In his literary classic What Is Not Sacred, Laurenti Magesa alludes
to a triadic empirical-transcendental-sacramental constituent of
African spirituality. This manière d’être resonates with the biblical
claim (Gen 1:31) that everything created is good. However, human
relation with creation does not always guarantee sacramental and
transcendental experiences. How then should creation be appropriately
admired, understood, and embraced without tragic consequences? An
aesthetic assessment of what is (not) sacred deserves due investigation.
Attention is shifting in recent times from contextual theology to intercultural
theology, from inculturation to interculturation. The
discourse on this practice is not new. About thirty years ago, in
1993, Cardinal Joseph Ratzinger declared to the Bishops of Asia: “We
should no longer speak of inculturation, but of the meeting of cultures
or of interculturality.”
On the eve of African independence, the Christian theological discourse
in Africa was still elaborated in the logical continuation of
the foundation of Christianity, that of a pre-Christian culture in a
historicist perspective. By 1956, African priests had begun to radically
question the Christian colonial salvation, a fact which some have seen
as the beginning of African theology. After nearly 65 years, one wonders
where we are in the practice of this discipline, which was initially
very promising. Indeed, African theology had the wind in its sails after
the Second Vatican Council. During this assembly, Pope John XXIII
opened the windows of the Church to the world. T
The year 2021/2022 offers a unique opportunity to commemorate the 500th anniversary of the Conversion of St Ignatius to a radical following of Christ. Injured
in battle at Pamplona on 12th May 1521, Ignatius lay convalescing in his family
home in Loyola reading the Life of Christ and the Lives of the Saints through much of
July and August. By September, those around him began to suspect that ‘he wanted
to make a very great change’ in his life, having seen several outward changes. Among

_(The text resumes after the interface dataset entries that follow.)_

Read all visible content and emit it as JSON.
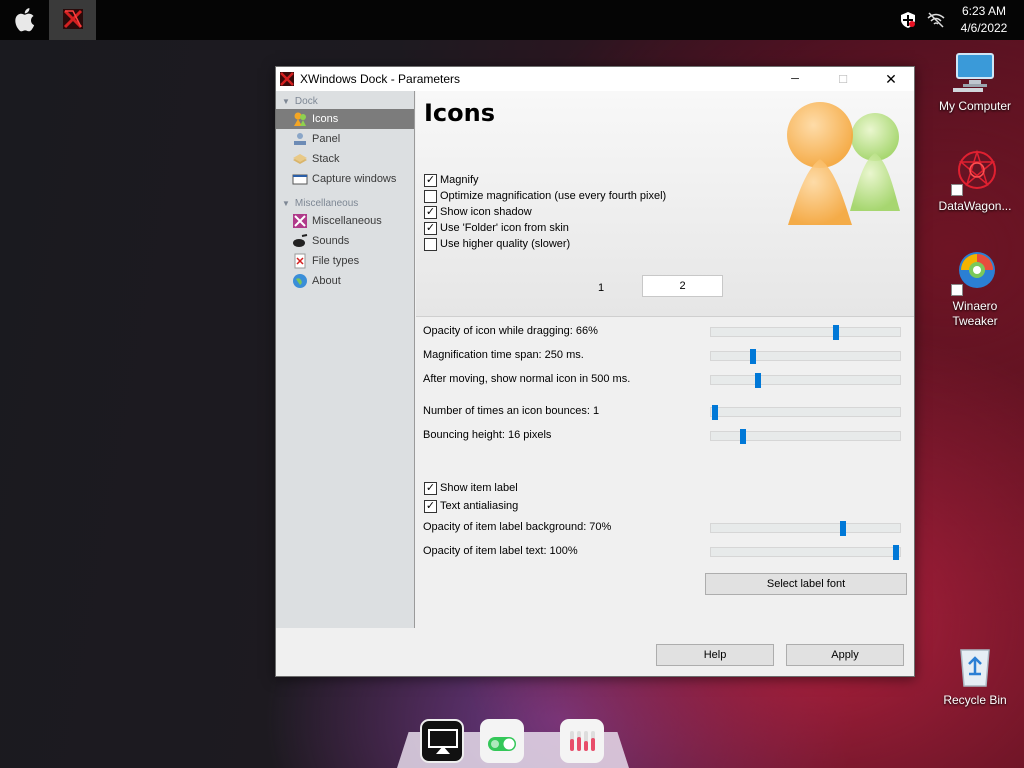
{
  "menubar": {
    "clock_time": "6:23 AM",
    "clock_date": "4/6/2022",
    "icons": [
      "apple-logo-icon",
      "xwindows-dock-icon",
      "security-shield-icon",
      "network-offline-icon"
    ]
  },
  "desktop": {
    "icons": [
      {
        "label": "My Computer",
        "icon": "computer-icon"
      },
      {
        "label": "DataWagon...",
        "icon": "datawagon-icon"
      },
      {
        "label": "Winaero Tweaker",
        "icon": "winaero-tweaker-icon"
      },
      {
        "label": "Recycle Bin",
        "icon": "recycle-bin-icon"
      }
    ]
  },
  "window": {
    "title": "XWindows Dock - Parameters",
    "controls": {
      "minimize": "─",
      "maximize": "☐",
      "close": "✕"
    }
  },
  "sidebar": {
    "groups": [
      {
        "label": "Dock",
        "items": [
          {
            "label": "Icons",
            "selected": true
          },
          {
            "label": "Panel"
          },
          {
            "label": "Stack"
          },
          {
            "label": "Capture windows"
          }
        ]
      },
      {
        "label": "Miscellaneous",
        "items": [
          {
            "label": "Miscellaneous"
          },
          {
            "label": "Sounds"
          },
          {
            "label": "File types"
          },
          {
            "label": "About"
          }
        ]
      }
    ]
  },
  "content": {
    "title": "Icons",
    "checkboxes": [
      {
        "label": "Magnify",
        "checked": true
      },
      {
        "label": "Optimize magnification (use every fourth pixel)",
        "checked": false
      },
      {
        "label": "Show icon shadow",
        "checked": true
      },
      {
        "label": "Use 'Folder' icon from skin",
        "checked": true
      },
      {
        "label": "Use higher quality (slower)",
        "checked": false
      }
    ],
    "pager": {
      "page1": "1",
      "page2": "2",
      "current": 2
    },
    "sliders": [
      {
        "label": "Opacity of icon while dragging: 66%",
        "value": 0.66
      },
      {
        "label": "Magnification time span: 250 ms.",
        "value": 0.22
      },
      {
        "label": "After moving, show normal icon in 500 ms.",
        "value": 0.25
      },
      {
        "label": "Number of times an icon bounces: 1",
        "value": 0.0
      },
      {
        "label": "Bouncing height: 16 pixels",
        "value": 0.17
      }
    ],
    "label_checkboxes": [
      {
        "label": "Show item label",
        "checked": true
      },
      {
        "label": "Text antialiasing",
        "checked": true
      }
    ],
    "label_sliders": [
      {
        "label": "Opacity of item label background: 70%",
        "value": 0.7
      },
      {
        "label": "Opacity of item label text: 100%",
        "value": 1.0
      }
    ],
    "select_font_button": "Select label font"
  },
  "footer": {
    "help_button": "Help",
    "apply_button": "Apply"
  },
  "dock": {
    "items": [
      "airplay-icon",
      "toggle-switch-app-icon",
      "test-tubes-app-icon"
    ]
  }
}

those changes was his growing appreciation of the value of religious poverty, a value
which was to characterise the life of the religious order he founded, the Jesuits.
“But, where sin increased, grace overflowed all the more” (Rom. 5:20b), declares St. Paul. The biblical text echoes hope in apparently hopeless situations. The COVID-19 pandemic, arguably, constitutes a sin that has brought about lots of suffering around the globe. People cannot travel as much as they would like to for fear of contracting or spreading the disease. Churches have experienced closure to the effect that religious practitioners cannot freely gather to give praise to their Creator. Schools closed pending amelioration of the COVID-19 pandemic. People have prematurely lost their jobs, and an endless list of lamentations accompany the pandemic.
Over the past few decades, there has been an increased level of selfconsciousness
on the African continent. Our political self-consciousness has
grown, our economic self-consciousness continues to see a steady rise, and our
theological self-consciousness has significantly advanced. One factor that
explains this growth in consciousness is the realization of the value of Socrates’
famous aphorism, which I paraphrase as Africa know thyself and to thyself be
true. Self-knowledge and self-examination is, therefore, a critical determinant in the
development of our theological consciousness into theological self-consciousness.
In Mark 12:13-17, we see an encounter between Jesus, the Pharisees, and the Herodians. The latter groups of people attempt to trap Jesus through their questions about paying taxes to Caesar. Jesus is clever enough not to fall into this trap. He eventually silences the Pharisees and the Herodians with what has become a famous maxim: "Give back to Caesar what is Caesar's and to God what is God's:' This encounter Jesus had needs to be unpacked for it bears important consequences, not just in a religious paradigm, but also in a socio-political framework. The various characters in this narrative can be given symbolic meaning.